The 1950s was a golden age for jazz vocals and three-quarters of this collection was recorded during the five-year period between 1956-1961. Jazz's popularity peaked in postwar America for many reasons besides the sheer range of talent in every subgenre, from swing to hard bop to modal and soul jazz. There was the shared common musical ground of jazz standards that gave audiences the ability to understand the ground from which solos were launched; there was a social imperative — the relationship of jazz to civil rights activism during the Jim Crow era; and there was jazz's niche as the music of intellectuals and hipsters on the East and West coasts. Finally, to have one's own sound meant being able to project an individuality often denied to African-Americans. As Duke Ellington once said, "The music had to say what we couldn't."

 Many of the songs in this collection are gems from the Great American Songbook. This body of work is often considered the achievement of songwriters, but this is only half-true. These songs became "standards" as we know them through a process by which jazz musicians standardized the grooves, textures, melodies, and sonorities into an instrumental balladry to which our ears are now attuned. When these songs were first sung — often crooned — in Broadway musicals or off-Broadway revues, they owed more to the operetta tradition of Gilbert & Sullivan than the African-American traditions of blues, jazz, and gospel. Jazz musicians needed shared musical ground for jam sessions — their training ground, since no schools then taught jazz — and songs became "standards" as particular pieces acquired the grooves, nuance and phrasing infused by a generation of jazz musicians. This also put pressure on singers to create an equally adept instrument out of their voices. "Her voice was like having another horn in the band," the musicians of the Count Basie Orchestra often complimented Billie Holiday. This was how musicians distinguished a vocalist — or "song stylist," as Anita O'Day insisted on calling herself — from "a canary" or a "chick singer," common terms for women who looked rather than sounded good.

Jazz is the only indigenous American art form. It is a creolization of the musical cultures of Africa, Latin America, and Europe and its keynotes are groove and interplay, self-expression and improvisation, flow and flexibility. What jazz has always offered any and all individuals is a method for creating a singular artistic voice and then merging it with others who share common musical ground. As guitarist Jim Hall reflects: "I've played in many countries, and in this music, I can communicate fully with musicians whose native language I can't speak." What's American about jazz? Duke Ellington deserves the last word: "Jazz is a good barometer of freedom. The music is so free that many people ... around the world say that it is the only unhampered, unhindered expression of complete freedom yet produced in this country."

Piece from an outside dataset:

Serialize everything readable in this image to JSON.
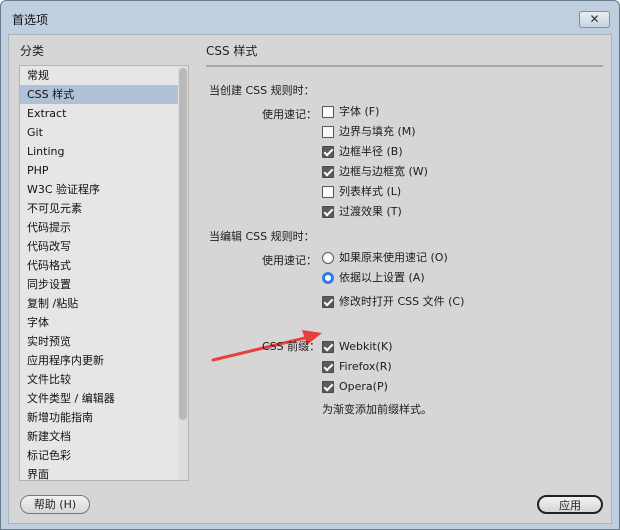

Noir Cool as American Cool

In 1942, Paramount Studios attempted to float a new term for rising star Alan Ladd: "the romantic heavy." At the time, the "heavy" meant the villain and the romantic lead was always the hero -- so this is an oxymoron. It might be translated as the heroic badass and it didn't take. The romantic heavy was a rogue figure we now call cool, even if no one used the term at the time.

The aesthetic of noir cool was established in seven films released between 1940 and 1942, including The Maltese Falcon and Citizen Kane. These films defined the genre’s aesthetics, thematics, visual style, and moral ambiguity. Through Humphrey Bogart and later Robert Mitchum, the genre created a new mode of rebellious individual masculinity: noir cool -- a public mask of stylish stoicism.

The crucible of this new figure was his masking of emotion -- his cool. To be "cool" suggested self-control to the point of detachment, and signified an insolent defiance as registered in facial expression and body language. The masking of emotion communicates an inner intensity critical to the self-presentation and embodiment of Bogart, Mitchum and Alan Ladd.

Link to full PDF of article.